• [WHAT YOU NEED TO DO]: Each of the entries should be retyped precisely as it appears.

• [RECORD EXCERPTS]:
------------------------

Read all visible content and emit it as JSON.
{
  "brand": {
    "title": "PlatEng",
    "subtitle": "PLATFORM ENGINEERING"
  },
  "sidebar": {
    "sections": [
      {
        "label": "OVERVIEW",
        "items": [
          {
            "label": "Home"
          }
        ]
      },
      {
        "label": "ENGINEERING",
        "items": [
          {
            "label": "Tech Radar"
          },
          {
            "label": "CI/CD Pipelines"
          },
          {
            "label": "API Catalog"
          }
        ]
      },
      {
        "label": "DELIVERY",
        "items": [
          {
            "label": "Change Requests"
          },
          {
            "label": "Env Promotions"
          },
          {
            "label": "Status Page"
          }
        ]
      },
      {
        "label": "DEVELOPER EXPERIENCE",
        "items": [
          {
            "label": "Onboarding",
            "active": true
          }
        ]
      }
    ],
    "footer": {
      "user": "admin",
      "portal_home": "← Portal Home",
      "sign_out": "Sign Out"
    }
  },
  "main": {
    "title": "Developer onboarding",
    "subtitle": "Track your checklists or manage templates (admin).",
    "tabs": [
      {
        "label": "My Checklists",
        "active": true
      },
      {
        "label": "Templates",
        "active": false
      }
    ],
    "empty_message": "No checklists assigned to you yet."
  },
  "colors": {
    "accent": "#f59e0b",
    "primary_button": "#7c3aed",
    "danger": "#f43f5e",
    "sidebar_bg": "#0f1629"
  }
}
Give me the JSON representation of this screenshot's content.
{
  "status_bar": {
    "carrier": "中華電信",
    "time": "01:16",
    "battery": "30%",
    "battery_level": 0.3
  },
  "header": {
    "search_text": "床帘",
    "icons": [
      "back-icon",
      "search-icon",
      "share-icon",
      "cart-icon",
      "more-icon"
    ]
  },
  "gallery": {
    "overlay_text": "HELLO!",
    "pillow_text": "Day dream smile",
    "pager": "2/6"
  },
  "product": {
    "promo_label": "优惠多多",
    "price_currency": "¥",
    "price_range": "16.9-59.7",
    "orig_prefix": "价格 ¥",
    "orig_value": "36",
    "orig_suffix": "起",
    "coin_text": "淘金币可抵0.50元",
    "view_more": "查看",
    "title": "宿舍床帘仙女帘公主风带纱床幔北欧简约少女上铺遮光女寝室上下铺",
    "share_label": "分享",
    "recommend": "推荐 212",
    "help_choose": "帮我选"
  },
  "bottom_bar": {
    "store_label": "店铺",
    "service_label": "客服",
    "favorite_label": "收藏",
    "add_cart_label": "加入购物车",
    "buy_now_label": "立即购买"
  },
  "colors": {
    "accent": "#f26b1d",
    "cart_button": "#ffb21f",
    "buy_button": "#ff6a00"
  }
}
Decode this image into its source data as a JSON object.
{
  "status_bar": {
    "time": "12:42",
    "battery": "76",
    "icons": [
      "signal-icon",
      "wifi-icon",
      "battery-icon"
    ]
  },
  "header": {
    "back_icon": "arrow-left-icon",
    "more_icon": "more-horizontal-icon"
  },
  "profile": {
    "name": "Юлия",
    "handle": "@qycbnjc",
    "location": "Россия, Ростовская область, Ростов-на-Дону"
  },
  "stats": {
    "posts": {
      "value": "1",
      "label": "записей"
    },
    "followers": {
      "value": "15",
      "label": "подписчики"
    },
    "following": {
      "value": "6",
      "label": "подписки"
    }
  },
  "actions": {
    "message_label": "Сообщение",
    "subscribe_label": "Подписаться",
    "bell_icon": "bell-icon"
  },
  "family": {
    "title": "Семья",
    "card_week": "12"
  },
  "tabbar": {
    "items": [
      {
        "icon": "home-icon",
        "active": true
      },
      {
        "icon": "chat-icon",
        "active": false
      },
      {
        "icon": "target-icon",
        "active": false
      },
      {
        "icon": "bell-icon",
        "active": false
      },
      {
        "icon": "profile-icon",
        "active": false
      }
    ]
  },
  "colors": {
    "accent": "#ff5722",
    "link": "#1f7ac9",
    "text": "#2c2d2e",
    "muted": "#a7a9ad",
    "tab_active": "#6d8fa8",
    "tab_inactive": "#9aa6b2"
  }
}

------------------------

• [ANSWER SPACE]:
Read all visible content and emit it as JSON.
{
  "brand": {
    "title": "PlatEng",
    "subtitle": "PLATFORM ENGINEERING"
  },
  "sidebar": {
    "sections": [
      {
        "label": "OVERVIEW",
        "items": [
          {
            "label": "Home"
          }
        ]
      },
      {
        "label": "ENGINEERING",
        "items": [
          {
            "label": "Tech Radar"
          },
          {
            "label": "CI/CD Pipelines"
          },
          {
            "label": "API Catalog"
          }
        ]
      },
      {
        "label": "DELIVERY",
        "items": [
          {
            "label": "Change Requests"
          },
          {
            "label": "Env Promotions"
          },
          {
            "label": "Status Page"
          }
        ]
      },
      {
        "label": "DEVELOPER EXPERIENCE",
        "items": [
          {
            "label": "Onboarding",
            "active": true
          }
        ]
      }
    ],
    "footer": {
      "user": "admin",
      "portal_home": "← Portal Home",
      "sign_out": "Sign Out"
    }
  },
  "main": {
    "title": "Developer onboarding",
    "subtitle": "Track your checklists or manage templates (admin).",
    "tabs": [
      {
        "label": "My Checklists",
        "active": true
      },
      {
        "label": "Templates",
        "active": false
      }
    ],
    "empty_message": "No checklists assigned to you yet."
  },
  "colors": {
    "accent": "#f59e0b",
    "primary_button": "#7c3aed",
    "danger": "#f43f5e",
    "sidebar_bg": "#0f1629"
  }
}
Give me the JSON representation of this screenshot's content.
{
  "status_bar": {
    "carrier": "中華電信",
    "time": "01:16",
    "battery": "30%",
    "battery_level": 0.3
  },
  "header": {
    "search_text": "床帘",
    "icons": [
      "back-icon",
      "search-icon",
      "share-icon",
      "cart-icon",
      "more-icon"
    ]
  },
  "gallery": {
    "overlay_text": "HELLO!",
    "pillow_text": "Day dream smile",
    "pager": "2/6"
  },
  "product": {
    "promo_label": "优惠多多",
    "price_currency": "¥",
    "price_range": "16.9-59.7",
    "orig_prefix": "价格 ¥",
    "orig_value": "36",
    "orig_suffix": "起",
    "coin_text": "淘金币可抵0.50元",
    "view_more": "查看",
    "title": "宿舍床帘仙女帘公主风带纱床幔北欧简约少女上铺遮光女寝室上下铺",
    "share_label": "分享",
    "recommend": "推荐 212",
    "help_choose": "帮我选"
  },
  "bottom_bar": {
    "store_label": "店铺",
    "service_label": "客服",
    "favorite_label": "收藏",
    "add_cart_label": "加入购物车",
    "buy_now_label": "立即购买"
  },
  "colors": {
    "accent": "#f26b1d",
    "cart_button": "#ffb21f",
    "buy_button": "#ff6a00"
  }
}
Decode this image into its source data as a JSON object.
{
  "status_bar": {
    "time": "12:42",
    "battery": "76",
    "icons": [
      "signal-icon",
      "wifi-icon",
      "battery-icon"
    ]
  },
  "header": {
    "back_icon": "arrow-left-icon",
    "more_icon": "more-horizontal-icon"
  },
  "profile": {
    "name": "Юлия",
    "handle": "@qycbnjc",
    "location": "Россия, Ростовская область, Ростов-на-Дону"
  },
  "stats": {
    "posts": {
      "value": "1",
      "label": "записей"
    },
    "followers": {
      "value": "15",
      "label": "подписчики"
    },
    "following": {
      "value": "6",
      "label": "подписки"
    }
  },
  "actions": {
    "message_label": "Сообщение",
    "subscribe_label": "Подписаться",
    "bell_icon": "bell-icon"
  },
  "family": {
    "title": "Семья",
    "card_week": "12"
  },
  "tabbar": {
    "items": [
      {
        "icon": "home-icon",
        "active": true
      },
      {
        "icon": "chat-icon",
        "active": false
      },
      {
        "icon": "target-icon",
        "active": false
      },
      {
        "icon": "bell-icon",
        "active": false
      },
      {
        "icon": "profile-icon",
        "active": false
      }
    ]
  },
  "colors": {
    "accent": "#ff5722",
    "link": "#1f7ac9",
    "text": "#2c2d2e",
    "muted": "#a7a9ad",
    "tab_active": "#6d8fa8",
    "tab_inactive": "#9aa6b2"
  }
}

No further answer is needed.